- TASK TO CARRY OUT -
Gather all lines with "this" from the records.

Web page and app entries
┌──

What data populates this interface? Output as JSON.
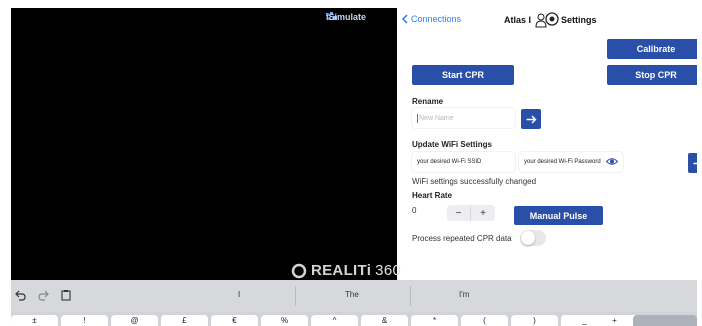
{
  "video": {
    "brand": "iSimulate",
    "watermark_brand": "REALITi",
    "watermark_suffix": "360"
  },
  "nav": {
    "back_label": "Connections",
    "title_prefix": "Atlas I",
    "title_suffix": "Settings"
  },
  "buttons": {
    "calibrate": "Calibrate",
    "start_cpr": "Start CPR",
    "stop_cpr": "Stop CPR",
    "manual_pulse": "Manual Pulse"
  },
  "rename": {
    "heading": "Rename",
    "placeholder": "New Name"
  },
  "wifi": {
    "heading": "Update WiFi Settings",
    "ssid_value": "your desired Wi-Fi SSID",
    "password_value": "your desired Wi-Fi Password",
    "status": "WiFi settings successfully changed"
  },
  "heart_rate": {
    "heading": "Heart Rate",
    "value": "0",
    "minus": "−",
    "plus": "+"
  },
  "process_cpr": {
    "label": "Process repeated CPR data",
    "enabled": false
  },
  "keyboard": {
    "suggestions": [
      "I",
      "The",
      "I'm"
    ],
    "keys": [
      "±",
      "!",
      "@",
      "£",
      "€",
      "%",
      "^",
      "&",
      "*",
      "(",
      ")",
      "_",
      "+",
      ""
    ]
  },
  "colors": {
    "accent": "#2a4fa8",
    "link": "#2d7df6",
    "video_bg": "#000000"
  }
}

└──
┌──

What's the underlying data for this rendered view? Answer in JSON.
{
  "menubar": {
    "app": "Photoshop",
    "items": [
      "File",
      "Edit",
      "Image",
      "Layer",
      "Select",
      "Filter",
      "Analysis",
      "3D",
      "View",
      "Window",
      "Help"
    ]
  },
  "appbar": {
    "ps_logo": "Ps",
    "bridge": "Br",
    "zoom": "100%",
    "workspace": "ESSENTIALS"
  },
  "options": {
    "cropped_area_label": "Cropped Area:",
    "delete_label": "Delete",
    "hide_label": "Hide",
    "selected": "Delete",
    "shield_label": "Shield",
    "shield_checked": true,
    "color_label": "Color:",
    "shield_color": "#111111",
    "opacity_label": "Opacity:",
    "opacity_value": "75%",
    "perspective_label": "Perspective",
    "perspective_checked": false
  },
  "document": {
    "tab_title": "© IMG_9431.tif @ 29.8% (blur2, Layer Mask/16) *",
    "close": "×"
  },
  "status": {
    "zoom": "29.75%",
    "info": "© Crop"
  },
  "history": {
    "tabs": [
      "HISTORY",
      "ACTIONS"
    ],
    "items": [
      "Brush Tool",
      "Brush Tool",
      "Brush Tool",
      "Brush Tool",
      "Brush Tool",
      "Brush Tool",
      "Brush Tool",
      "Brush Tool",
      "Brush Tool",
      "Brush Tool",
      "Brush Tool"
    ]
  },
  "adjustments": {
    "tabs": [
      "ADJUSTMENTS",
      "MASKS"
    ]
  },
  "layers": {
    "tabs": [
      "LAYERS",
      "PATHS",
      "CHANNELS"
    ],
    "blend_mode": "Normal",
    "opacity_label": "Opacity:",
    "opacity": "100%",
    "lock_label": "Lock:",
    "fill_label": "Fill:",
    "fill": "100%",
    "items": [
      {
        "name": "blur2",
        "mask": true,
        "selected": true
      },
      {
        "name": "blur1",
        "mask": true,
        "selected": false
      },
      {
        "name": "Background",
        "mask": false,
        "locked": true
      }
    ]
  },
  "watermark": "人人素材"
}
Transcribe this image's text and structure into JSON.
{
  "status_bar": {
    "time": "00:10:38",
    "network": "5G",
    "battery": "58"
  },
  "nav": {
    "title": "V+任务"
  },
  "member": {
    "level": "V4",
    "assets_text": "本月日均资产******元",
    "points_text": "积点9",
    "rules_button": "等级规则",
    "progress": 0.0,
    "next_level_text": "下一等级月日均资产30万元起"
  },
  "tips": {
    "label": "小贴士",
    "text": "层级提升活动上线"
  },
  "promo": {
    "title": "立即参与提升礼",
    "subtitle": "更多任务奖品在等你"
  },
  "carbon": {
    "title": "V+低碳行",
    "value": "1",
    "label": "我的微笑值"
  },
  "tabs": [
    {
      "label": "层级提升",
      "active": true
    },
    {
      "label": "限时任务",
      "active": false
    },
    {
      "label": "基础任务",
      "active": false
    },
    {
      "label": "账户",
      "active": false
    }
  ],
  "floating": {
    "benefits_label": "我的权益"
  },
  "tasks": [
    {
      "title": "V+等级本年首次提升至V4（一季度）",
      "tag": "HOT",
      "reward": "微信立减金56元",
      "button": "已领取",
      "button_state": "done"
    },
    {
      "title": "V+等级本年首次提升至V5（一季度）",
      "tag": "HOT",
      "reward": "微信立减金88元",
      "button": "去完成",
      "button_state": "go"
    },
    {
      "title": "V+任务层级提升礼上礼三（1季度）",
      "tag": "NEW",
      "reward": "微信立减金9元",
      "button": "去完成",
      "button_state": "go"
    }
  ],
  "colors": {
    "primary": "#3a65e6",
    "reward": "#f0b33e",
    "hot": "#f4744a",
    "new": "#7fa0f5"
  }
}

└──
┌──

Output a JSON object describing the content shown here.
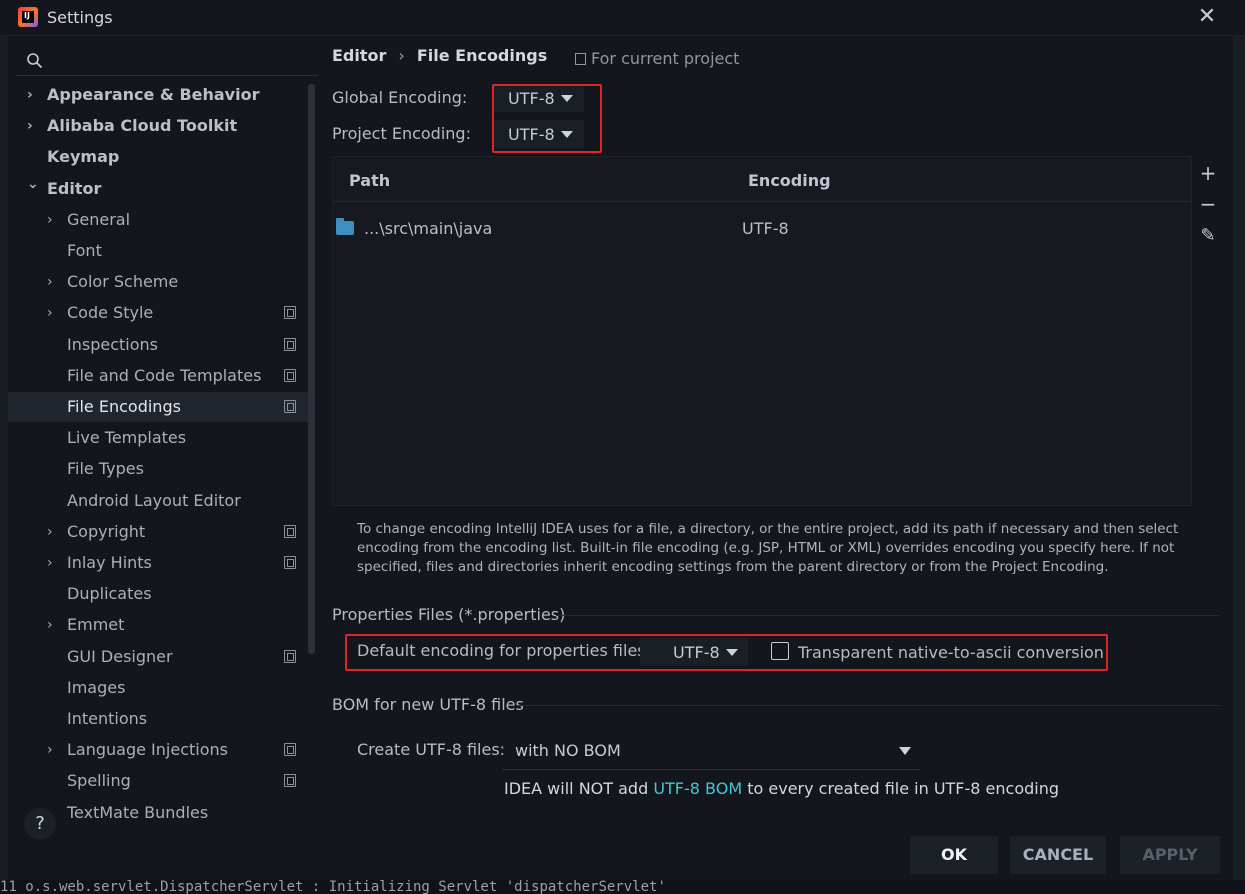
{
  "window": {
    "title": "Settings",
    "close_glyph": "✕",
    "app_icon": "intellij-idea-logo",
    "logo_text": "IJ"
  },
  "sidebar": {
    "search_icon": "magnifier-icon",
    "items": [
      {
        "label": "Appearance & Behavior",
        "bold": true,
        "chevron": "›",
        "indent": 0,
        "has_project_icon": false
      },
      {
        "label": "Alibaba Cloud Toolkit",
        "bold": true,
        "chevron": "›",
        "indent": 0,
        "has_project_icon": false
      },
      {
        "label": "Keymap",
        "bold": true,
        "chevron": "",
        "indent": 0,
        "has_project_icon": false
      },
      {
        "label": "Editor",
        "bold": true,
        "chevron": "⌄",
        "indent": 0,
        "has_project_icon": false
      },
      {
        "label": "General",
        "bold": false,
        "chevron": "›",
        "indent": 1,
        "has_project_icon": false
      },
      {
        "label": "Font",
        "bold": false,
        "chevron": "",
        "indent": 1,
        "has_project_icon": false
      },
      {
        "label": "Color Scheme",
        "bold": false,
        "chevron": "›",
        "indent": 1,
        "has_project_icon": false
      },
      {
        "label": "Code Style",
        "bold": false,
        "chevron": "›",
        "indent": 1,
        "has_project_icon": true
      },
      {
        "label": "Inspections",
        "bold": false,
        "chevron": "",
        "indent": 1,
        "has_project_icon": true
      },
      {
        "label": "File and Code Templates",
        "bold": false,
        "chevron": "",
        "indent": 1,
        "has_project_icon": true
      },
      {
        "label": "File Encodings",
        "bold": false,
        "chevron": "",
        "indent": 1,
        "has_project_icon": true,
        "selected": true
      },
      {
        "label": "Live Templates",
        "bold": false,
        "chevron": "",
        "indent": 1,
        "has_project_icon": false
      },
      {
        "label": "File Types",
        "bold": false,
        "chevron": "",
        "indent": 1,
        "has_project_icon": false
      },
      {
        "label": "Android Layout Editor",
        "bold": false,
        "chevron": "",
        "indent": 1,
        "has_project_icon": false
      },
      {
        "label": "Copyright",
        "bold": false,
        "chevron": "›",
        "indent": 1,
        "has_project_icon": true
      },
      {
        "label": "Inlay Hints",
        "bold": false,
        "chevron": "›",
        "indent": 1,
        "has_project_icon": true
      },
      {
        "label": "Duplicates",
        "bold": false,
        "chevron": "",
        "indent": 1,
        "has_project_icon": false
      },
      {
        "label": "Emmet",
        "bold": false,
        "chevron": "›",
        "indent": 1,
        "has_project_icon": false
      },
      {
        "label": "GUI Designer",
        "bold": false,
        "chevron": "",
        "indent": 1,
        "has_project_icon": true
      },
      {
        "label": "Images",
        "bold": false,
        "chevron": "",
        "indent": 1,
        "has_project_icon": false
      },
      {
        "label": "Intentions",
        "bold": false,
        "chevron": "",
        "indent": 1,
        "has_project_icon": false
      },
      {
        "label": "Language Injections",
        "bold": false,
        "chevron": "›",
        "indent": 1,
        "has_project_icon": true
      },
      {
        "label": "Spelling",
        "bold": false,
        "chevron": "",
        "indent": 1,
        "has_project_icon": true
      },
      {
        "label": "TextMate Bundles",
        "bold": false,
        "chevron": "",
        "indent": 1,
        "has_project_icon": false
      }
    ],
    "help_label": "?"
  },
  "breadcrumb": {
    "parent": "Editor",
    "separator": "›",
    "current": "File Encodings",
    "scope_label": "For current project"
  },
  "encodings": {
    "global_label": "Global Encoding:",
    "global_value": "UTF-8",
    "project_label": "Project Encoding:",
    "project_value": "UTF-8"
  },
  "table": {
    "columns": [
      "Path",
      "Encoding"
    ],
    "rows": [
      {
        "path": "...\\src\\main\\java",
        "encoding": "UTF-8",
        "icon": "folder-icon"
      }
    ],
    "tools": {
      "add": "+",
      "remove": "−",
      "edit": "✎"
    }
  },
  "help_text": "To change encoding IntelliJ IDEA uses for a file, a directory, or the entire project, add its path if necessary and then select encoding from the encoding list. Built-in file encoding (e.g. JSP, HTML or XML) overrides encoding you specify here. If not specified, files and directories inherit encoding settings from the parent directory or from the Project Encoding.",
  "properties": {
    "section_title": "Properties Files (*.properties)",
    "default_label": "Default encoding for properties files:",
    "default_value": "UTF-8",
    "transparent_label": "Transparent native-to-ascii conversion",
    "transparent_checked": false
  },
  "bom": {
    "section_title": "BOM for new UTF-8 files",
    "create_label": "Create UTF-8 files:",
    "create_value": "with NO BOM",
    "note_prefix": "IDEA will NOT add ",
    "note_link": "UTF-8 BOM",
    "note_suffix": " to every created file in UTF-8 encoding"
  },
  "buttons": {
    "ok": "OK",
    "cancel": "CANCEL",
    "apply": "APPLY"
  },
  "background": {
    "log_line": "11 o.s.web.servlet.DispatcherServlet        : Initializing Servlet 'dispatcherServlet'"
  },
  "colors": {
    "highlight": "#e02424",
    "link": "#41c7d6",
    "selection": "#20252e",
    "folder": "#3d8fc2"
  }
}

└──

- ANSWER TO THE PROBLEM -
What data populates this interface? Output as JSON.
What's the underlying data for this rendered view? Answer in JSON.
Transcribe this image's text and structure into JSON.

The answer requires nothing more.